### ASSIGNMENT
Go through the lines below. Copy those with "requirement".
*****
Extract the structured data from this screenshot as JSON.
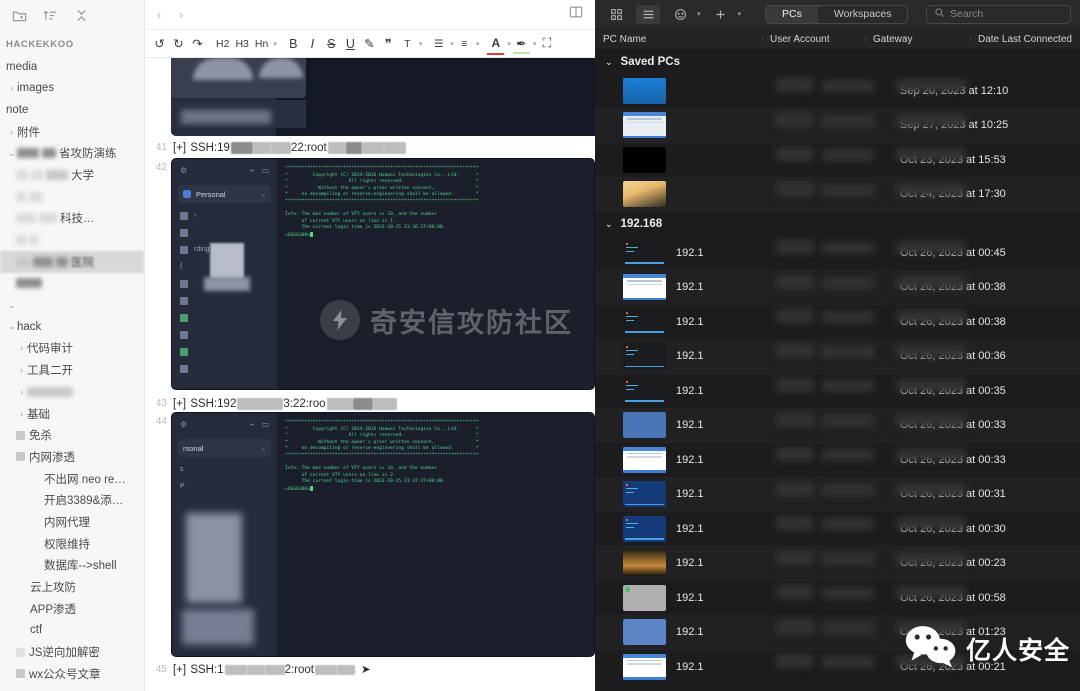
{
  "sidebar": {
    "toolbar_icons": [
      "new-note-icon",
      "sort-icon",
      "collapse-all-icon"
    ],
    "vault_name": "HACKEKKOO",
    "items": [
      {
        "label": "media",
        "depth": 0,
        "chevron": "",
        "kind": "folder"
      },
      {
        "label": "images",
        "depth": 0,
        "chevron": "›",
        "kind": "folder"
      },
      {
        "label": "note",
        "depth": 0,
        "chevron": "",
        "kind": "folder"
      },
      {
        "label": "附件",
        "depth": 0,
        "chevron": "›",
        "kind": "folder"
      },
      {
        "label": "省攻防演练",
        "depth": 0,
        "chevron": "⌄",
        "kind": "folder",
        "redacted_prefix": true
      },
      {
        "label": "大学",
        "depth": 1,
        "chevron": "",
        "kind": "file",
        "redacted_prefix": true
      },
      {
        "label": "",
        "depth": 1,
        "chevron": "",
        "kind": "file",
        "redacted_prefix": true
      },
      {
        "label": "科技…",
        "depth": 1,
        "chevron": "",
        "kind": "file",
        "redacted_prefix": true
      },
      {
        "label": "",
        "depth": 1,
        "chevron": "",
        "kind": "file",
        "redacted_prefix": true
      },
      {
        "label": "医院",
        "depth": 1,
        "chevron": "",
        "kind": "file",
        "redacted_prefix": true,
        "highlight": true
      },
      {
        "label": "",
        "depth": 0,
        "chevron": "⌄",
        "kind": "folder",
        "redacted_prefix": true
      },
      {
        "label": "hack",
        "depth": 0,
        "chevron": "⌄",
        "kind": "folder"
      },
      {
        "label": "代码审计",
        "depth": 1,
        "chevron": "›",
        "kind": "folder"
      },
      {
        "label": "工具二开",
        "depth": 1,
        "chevron": "›",
        "kind": "folder"
      },
      {
        "label": "",
        "depth": 1,
        "chevron": "›",
        "kind": "folder",
        "redacted_prefix": true
      },
      {
        "label": "基础",
        "depth": 1,
        "chevron": "›",
        "kind": "folder"
      },
      {
        "label": "免杀",
        "depth": 1,
        "chevron": "",
        "kind": "note"
      },
      {
        "label": "内网渗透",
        "depth": 1,
        "chevron": "",
        "kind": "note"
      },
      {
        "label": "不出网 neo re…",
        "depth": 2,
        "chevron": "",
        "kind": "note"
      },
      {
        "label": "开启3389&添…",
        "depth": 2,
        "chevron": "",
        "kind": "note"
      },
      {
        "label": "内网代理",
        "depth": 2,
        "chevron": "",
        "kind": "note"
      },
      {
        "label": "权限维持",
        "depth": 2,
        "chevron": "",
        "kind": "note"
      },
      {
        "label": "数据库-->shell",
        "depth": 2,
        "chevron": "",
        "kind": "note"
      },
      {
        "label": "云上攻防",
        "depth": 1,
        "chevron": "",
        "kind": "note"
      },
      {
        "label": "APP渗透",
        "depth": 1,
        "chevron": "",
        "kind": "note"
      },
      {
        "label": "ctf",
        "depth": 1,
        "chevron": "",
        "kind": "note"
      },
      {
        "label": "JS逆向加解密",
        "depth": 1,
        "chevron": "",
        "kind": "note"
      },
      {
        "label": "wx公众号文章",
        "depth": 1,
        "chevron": "",
        "kind": "note"
      }
    ]
  },
  "editor": {
    "nav": {
      "back": "‹",
      "forward": "›",
      "reading_view_icon": "book-icon"
    },
    "toolbar": [
      {
        "name": "undo-button",
        "glyph": "↺"
      },
      {
        "name": "redo-button",
        "glyph": "↻"
      },
      {
        "name": "clear-format-button",
        "glyph": "↷"
      },
      {
        "name": "heading-2-button",
        "glyph": "H2"
      },
      {
        "name": "heading-3-button",
        "glyph": "H3"
      },
      {
        "name": "heading-n-button",
        "glyph": "Hn"
      },
      {
        "name": "bold-button",
        "glyph": "B"
      },
      {
        "name": "italic-button",
        "glyph": "I"
      },
      {
        "name": "strikethrough-button",
        "glyph": "S"
      },
      {
        "name": "underline-button",
        "glyph": "U"
      },
      {
        "name": "highlight-button",
        "glyph": "✎"
      },
      {
        "name": "quote-button",
        "glyph": "❞"
      },
      {
        "name": "clear-style-button",
        "glyph": "T"
      },
      {
        "name": "bullet-list-button",
        "glyph": "☰"
      },
      {
        "name": "align-button",
        "glyph": "≡"
      },
      {
        "name": "font-color-button",
        "glyph": "A"
      },
      {
        "name": "highlight-color-button",
        "glyph": "✒"
      },
      {
        "name": "fullscreen-button",
        "glyph": "⛶"
      }
    ],
    "lines": [
      {
        "num": "41",
        "prefix": "[+]",
        "text": "SSH:19",
        "port": "22:root"
      },
      {
        "num": "42",
        "type": "image"
      },
      {
        "num": "43",
        "prefix": "[+]",
        "text": "SSH:192",
        "port": "3:22:roo"
      },
      {
        "num": "44",
        "type": "image"
      },
      {
        "num": "45",
        "prefix": "[+]",
        "text": "SSH:1",
        "port": "2:root"
      }
    ],
    "terminal_1": {
      "account_label": "Personal",
      "banner": [
        "**********************************************************************",
        "*         Copyright (C) 2014-2016 Huawei Technologies Co., Ltd.      *",
        "*                      All rights reserved.                          *",
        "*           Without the owner's prior written consent,               *",
        "*     no decompiling or reverse-engineering shall be allowed.        *",
        "**********************************************************************"
      ],
      "info": [
        "Info: The max number of VTY users is 10, and the number",
        "      of current VTY users on line is 1.",
        "      The current login time is 2023-10-25 23:36:27+08:00.",
        "<USG6300>"
      ]
    },
    "terminal_2": {
      "account_label": "rsonal",
      "banner": [
        "**********************************************************************",
        "*         Copyright (C) 2014-2016 Huawei Technologies Co., Ltd.      *",
        "*                      All rights reserved.                          *",
        "*           Without the owner's prior written consent,               *",
        "*     no decompiling or reverse-engineering shall be allowed.        *",
        "**********************************************************************"
      ],
      "info": [
        "Info: The max number of VTY users is 10, and the number",
        "      of current VTY users on line is 2.",
        "      The current login time is 2023-10-25 23:37:37+08:00.",
        "<USG6300>"
      ]
    },
    "watermark": {
      "text": "奇安信攻防社区",
      "icon": "lightning-bolt-icon"
    }
  },
  "pcs_panel": {
    "toolbar": {
      "grid_view_icon": "grid-view-icon",
      "list_view_icon": "list-view-icon",
      "more_icon": "more-circle-icon",
      "add_icon": "plus-icon",
      "tabs": [
        {
          "label": "PCs",
          "active": true
        },
        {
          "label": "Workspaces",
          "active": false
        }
      ],
      "search_placeholder": "Search",
      "search_icon": "search-icon"
    },
    "columns": [
      "PC Name",
      "User Account",
      "Gateway",
      "Date Last Connected"
    ],
    "groups": [
      {
        "name": "Saved PCs",
        "expanded": true,
        "rows": [
          {
            "name": "",
            "date": "Sep 20, 2023 at 12:10",
            "thumb": "th-blue"
          },
          {
            "name": "",
            "date": "Sep 27, 2023 at 10:25",
            "thumb": "th-win"
          },
          {
            "name": "",
            "date": "Oct 23, 2023 at 15:53",
            "thumb": "th-black"
          },
          {
            "name": "",
            "date": "Oct 24, 2023 at 17:30",
            "thumb": "th-anime"
          }
        ]
      },
      {
        "name": "192.168",
        "expanded": true,
        "rows": [
          {
            "name": "192.1",
            "date": "Oct 26, 2023 at 00:45",
            "thumb": "th-dark"
          },
          {
            "name": "192.1",
            "date": "Oct 26, 2023 at 00:38",
            "thumb": "th-white"
          },
          {
            "name": "192.1",
            "date": "Oct 26, 2023 at 00:38",
            "thumb": "th-dark"
          },
          {
            "name": "192.1",
            "date": "Oct 26, 2023 at 00:36",
            "thumb": "th-dark"
          },
          {
            "name": "192.1",
            "date": "Oct 26, 2023 at 00:35",
            "thumb": "th-dark"
          },
          {
            "name": "192.1",
            "date": "Oct 26, 2023 at 00:33",
            "thumb": "th-steel"
          },
          {
            "name": "192.1",
            "date": "Oct 26, 2023 at 00:33",
            "thumb": "th-grid"
          },
          {
            "name": "192.1",
            "date": "Oct 26, 2023 at 00:31",
            "thumb": "th-navy"
          },
          {
            "name": "192.1",
            "date": "Oct 26, 2023 at 00:30",
            "thumb": "th-navy"
          },
          {
            "name": "192.1",
            "date": "Oct 26, 2023 at 00:23",
            "thumb": "th-city"
          },
          {
            "name": "192.1",
            "date": "Oct 26, 2023 at 00:58",
            "thumb": "th-gray"
          },
          {
            "name": "192.1",
            "date": "Oct 26, 2023 at 01:23",
            "thumb": "th-softblue"
          },
          {
            "name": "192.1",
            "date": "Oct 26, 2023 at 00:21",
            "thumb": "th-white"
          }
        ]
      }
    ],
    "watermark": {
      "text": "亿人安全",
      "icon": "wechat-icon"
    }
  }
}
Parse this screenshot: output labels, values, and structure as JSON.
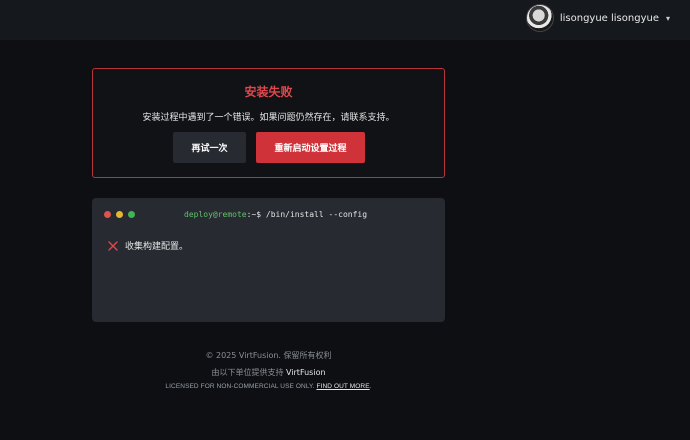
{
  "header": {
    "user_name": "lisongyue lisongyue",
    "caret_icon": "chevron-down-icon"
  },
  "error": {
    "title": "安装失败",
    "message": "安装过程中遇到了一个错误。如果问题仍然存在，请联系支持。",
    "retry_label": "再试一次",
    "restart_label": "重新启动设置过程"
  },
  "terminal": {
    "host": "deploy@remote",
    "prompt_path": ":~$ ",
    "command": "/bin/install --config",
    "steps": [
      {
        "status": "failed",
        "icon": "x-icon",
        "text": "收集构建配置。"
      }
    ]
  },
  "footer": {
    "copyright": "© 2025 VirtFusion. 保留所有权利",
    "powered_prefix": "由以下单位提供支持 ",
    "powered_brand": "VirtFusion",
    "license_text": "LICENSED FOR NON-COMMERCIAL USE ONLY. ",
    "license_link": "FIND OUT MORE",
    "license_suffix": "."
  },
  "colors": {
    "accent_red": "#d0323a",
    "terminal_host_green": "#5fc36a",
    "background": "#0d0f13"
  }
}
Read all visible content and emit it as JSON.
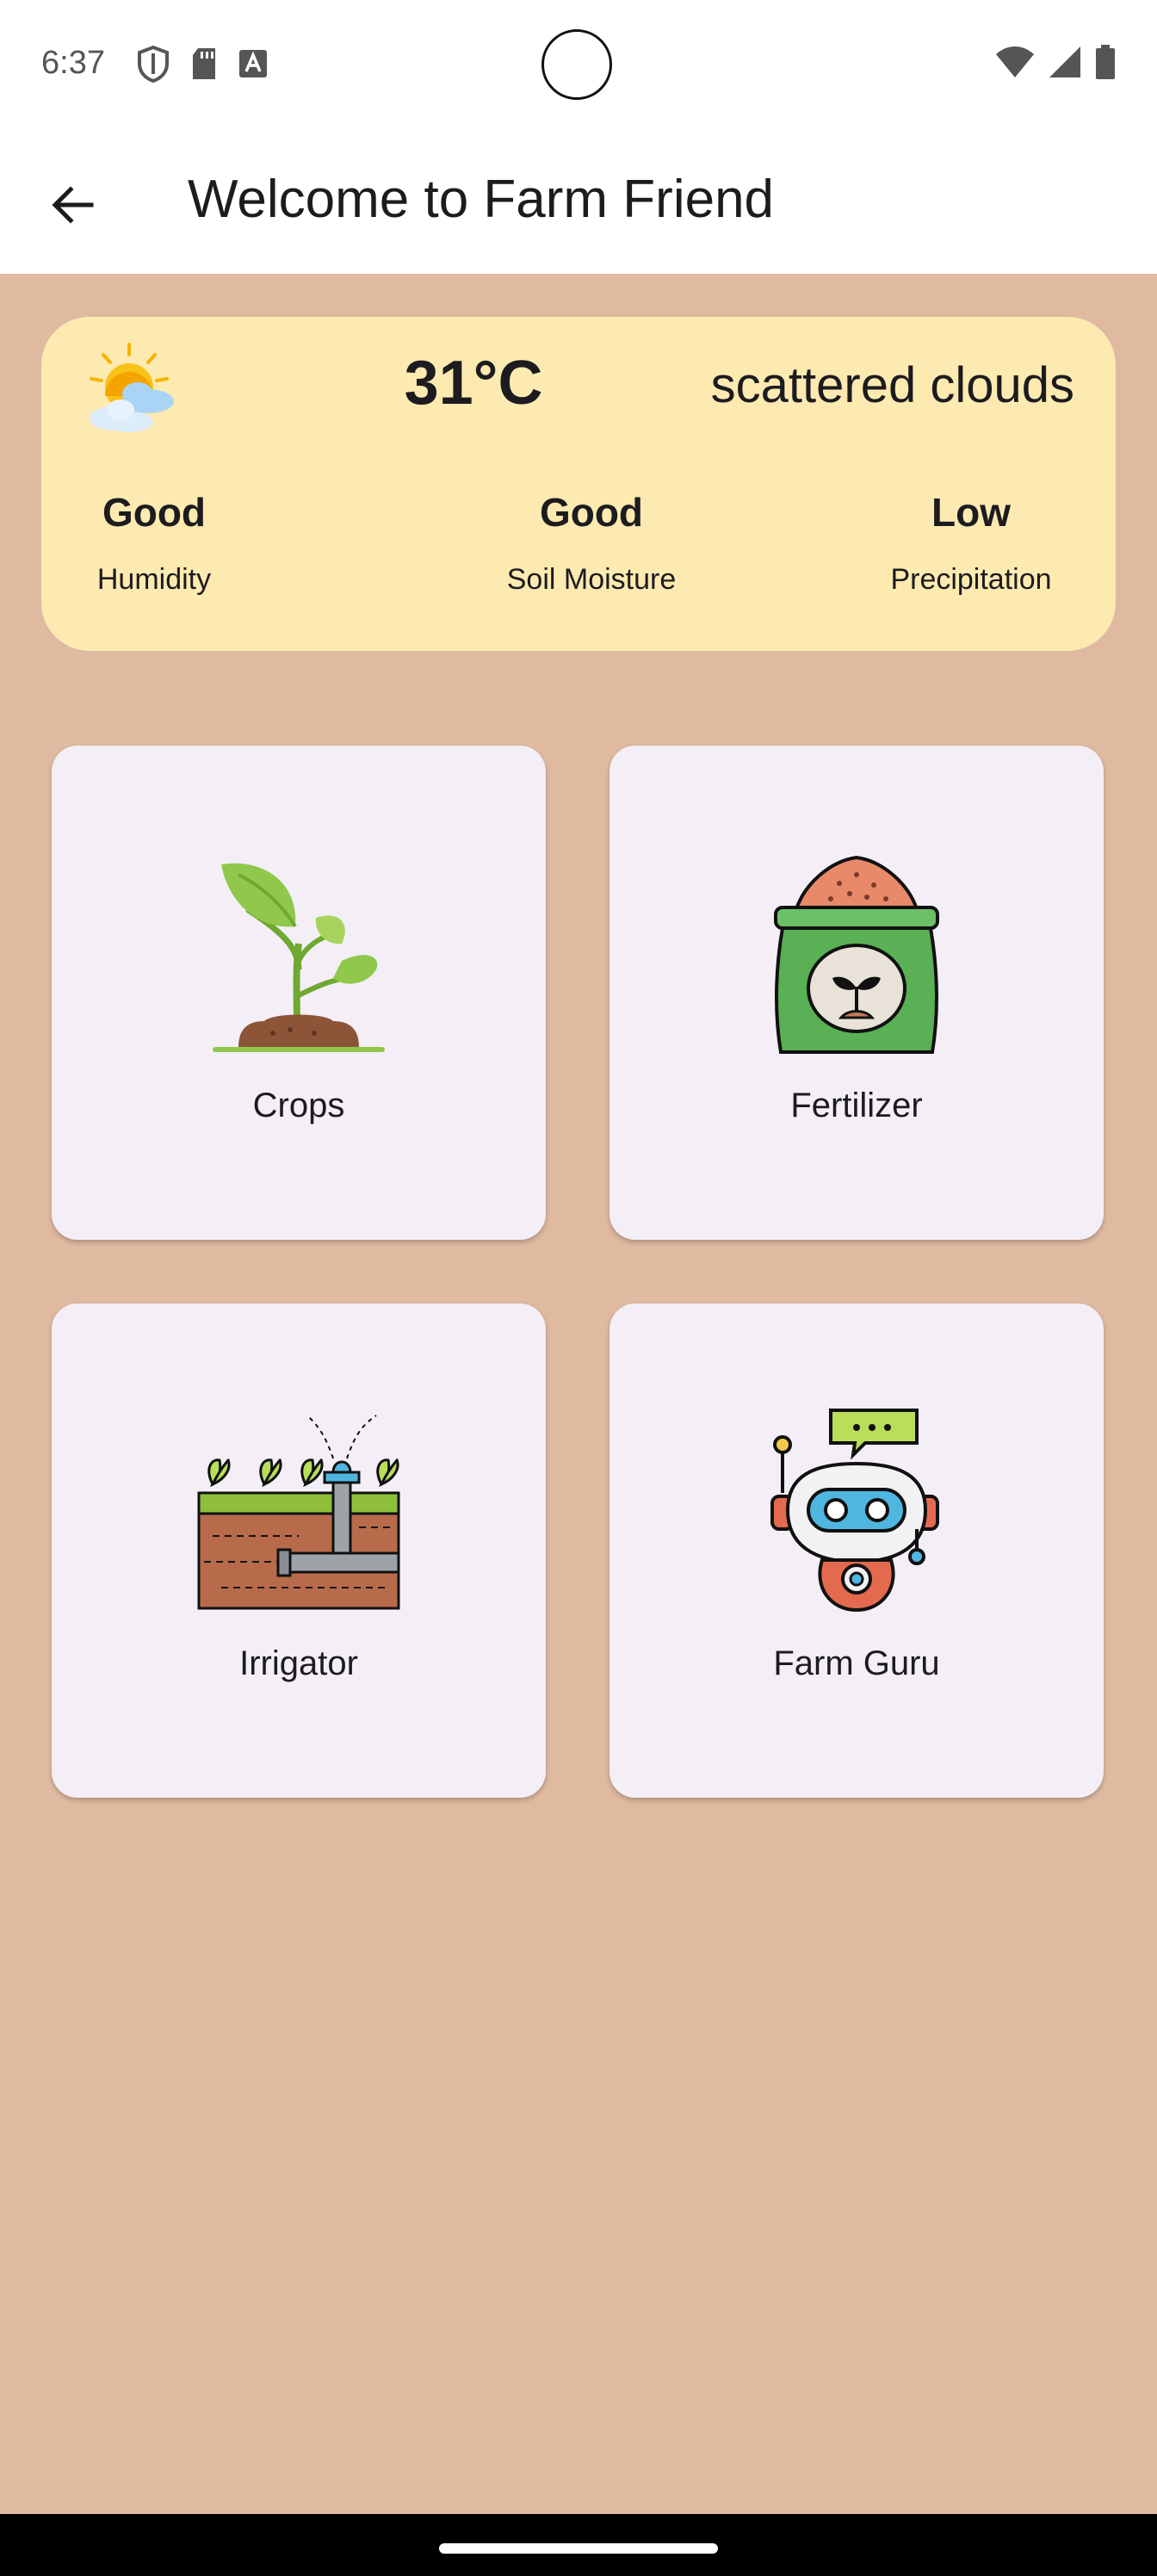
{
  "status_bar": {
    "time": "6:37",
    "icons_left": [
      "shield-icon",
      "sd-card-icon",
      "text-a-icon"
    ],
    "icons_right": [
      "wifi-icon",
      "signal-icon",
      "battery-icon"
    ]
  },
  "app_bar": {
    "back_icon": "arrow-back-icon",
    "title": "Welcome to Farm Friend"
  },
  "weather": {
    "icon": "sun-behind-clouds-icon",
    "temperature": "31°C",
    "description": "scattered clouds",
    "stats": [
      {
        "value": "Good",
        "label": "Humidity"
      },
      {
        "value": "Good",
        "label": "Soil Moisture"
      },
      {
        "value": "Low",
        "label": "Precipitation"
      }
    ]
  },
  "tiles": [
    {
      "label": "Crops",
      "icon": "sprout-icon"
    },
    {
      "label": "Fertilizer",
      "icon": "fertilizer-bag-icon"
    },
    {
      "label": "Irrigator",
      "icon": "sprinkler-icon"
    },
    {
      "label": "Farm Guru",
      "icon": "robot-chat-icon"
    }
  ],
  "colors": {
    "background": "#dfbaa0",
    "weather_card": "#fdeab0",
    "tile": "#f4eff7",
    "text": "#1c1b1f"
  }
}
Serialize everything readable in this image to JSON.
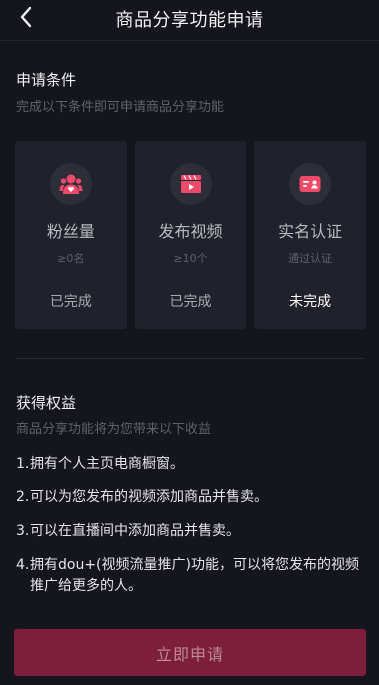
{
  "header": {
    "title": "商品分享功能申请",
    "back_icon": "chevron-left-icon"
  },
  "conditions": {
    "title": "申请条件",
    "subtitle": "完成以下条件即可申请商品分享功能",
    "cards": [
      {
        "icon": "fans-icon",
        "title": "粉丝量",
        "requirement": "≥0名",
        "status": "已完成",
        "done": true
      },
      {
        "icon": "video-icon",
        "title": "发布视频",
        "requirement": "≥10个",
        "status": "已完成",
        "done": true
      },
      {
        "icon": "id-card-icon",
        "title": "实名认证",
        "requirement": "通过认证",
        "status": "未完成",
        "done": false
      }
    ]
  },
  "benefits": {
    "title": "获得权益",
    "subtitle": "商品分享功能将为您带来以下收益",
    "items": [
      {
        "num": "1.",
        "text": "拥有个人主页电商橱窗。"
      },
      {
        "num": "2.",
        "text": "可以为您发布的视频添加商品并售卖。"
      },
      {
        "num": "3.",
        "text": "可以在直播间中添加商品并售卖。"
      },
      {
        "num": "4.",
        "text": "拥有dou+(视频流量推广)功能，可以将您发布的视频推广给更多的人。"
      }
    ]
  },
  "apply_button": {
    "label": "立即申请"
  },
  "colors": {
    "background": "#15161d",
    "card": "#20212a",
    "accent": "#f04a6a",
    "button": "#7d1f3b",
    "button_text": "#bd8a98"
  }
}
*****
### REPLY TO THE EXERCISE
        "requirement": "≥0名",
        "requirement": "≥10个",
        "requirement": "通过认证",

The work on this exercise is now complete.